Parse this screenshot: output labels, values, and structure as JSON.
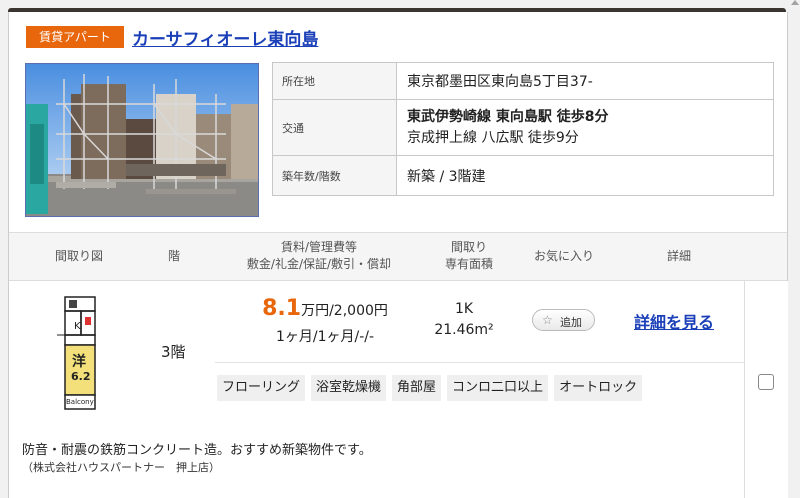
{
  "listing": {
    "category_badge": "賃貸アパート",
    "building_name": "カーサフィオーレ東向島"
  },
  "info": {
    "address_label": "所在地",
    "address_value": "東京都墨田区東向島5丁目37-",
    "access_label": "交通",
    "access_line1": "東武伊勢崎線 東向島駅 徒歩8分",
    "access_line2": "京成押上線 八広駅 徒歩9分",
    "age_label": "築年数/階数",
    "age_value": "新築 / 3階建"
  },
  "table_header": {
    "floorplan": "間取り図",
    "floor": "階",
    "rent_line1": "賃料/管理費等",
    "rent_line2": "敷金/礼金/保証/敷引・償却",
    "layout_line1": "間取り",
    "layout_line2": "専有面積",
    "favorite": "お気に入り",
    "detail": "詳細"
  },
  "room": {
    "floor": "3階",
    "rent_number": "8.1",
    "rent_suffix": "万円/2,000円",
    "deposit": "1ヶ月/1ヶ月/-/-",
    "layout": "1K",
    "area": "21.46m²",
    "fav_button": "追加",
    "detail_link": "詳細を見る",
    "tags": [
      "フローリング",
      "浴室乾燥機",
      "角部屋",
      "コンロ二口以上",
      "オートロック"
    ],
    "plan_labels": {
      "k": "K",
      "yo": "洋",
      "size": "6.2",
      "balcony": "Balcony"
    }
  },
  "comment": "防音・耐震の鉄筋コンクリート造。おすすめ新築物件です。",
  "company": "（株式会社ハウスパートナー　押上店）",
  "colors": {
    "accent": "#e8670c",
    "link": "#1a3fb8"
  }
}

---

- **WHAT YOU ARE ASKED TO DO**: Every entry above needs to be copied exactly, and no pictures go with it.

- **WRITTEN SOLUTION**:
Parse this screenshot: output labels, values, and structure as JSON.
{
  "listing": {
    "category_badge": "賃貸アパート",
    "building_name": "カーサフィオーレ東向島"
  },
  "info": {
    "address_label": "所在地",
    "address_value": "東京都墨田区東向島5丁目37-",
    "access_label": "交通",
    "access_line1": "東武伊勢崎線 東向島駅 徒歩8分",
    "access_line2": "京成押上線 八広駅 徒歩9分",
    "age_label": "築年数/階数",
    "age_value": "新築 / 3階建"
  },
  "table_header": {
    "floorplan": "間取り図",
    "floor": "階",
    "rent_line1": "賃料/管理費等",
    "rent_line2": "敷金/礼金/保証/敷引・償却",
    "layout_line1": "間取り",
    "layout_line2": "専有面積",
    "favorite": "お気に入り",
    "detail": "詳細"
  },
  "room": {
    "floor": "3階",
    "rent_number": "8.1",
    "rent_suffix": "万円/2,000円",
    "deposit": "1ヶ月/1ヶ月/-/-",
    "layout": "1K",
    "area": "21.46m²",
    "fav_button": "追加",
    "detail_link": "詳細を見る",
    "tags": [
      "フローリング",
      "浴室乾燥機",
      "角部屋",
      "コンロ二口以上",
      "オートロック"
    ],
    "plan_labels": {
      "k": "K",
      "yo": "洋",
      "size": "6.2",
      "balcony": "Balcony"
    }
  },
  "comment": "防音・耐震の鉄筋コンクリート造。おすすめ新築物件です。",
  "company": "（株式会社ハウスパートナー　押上店）",
  "colors": {
    "accent": "#e8670c",
    "link": "#1a3fb8"
  }
}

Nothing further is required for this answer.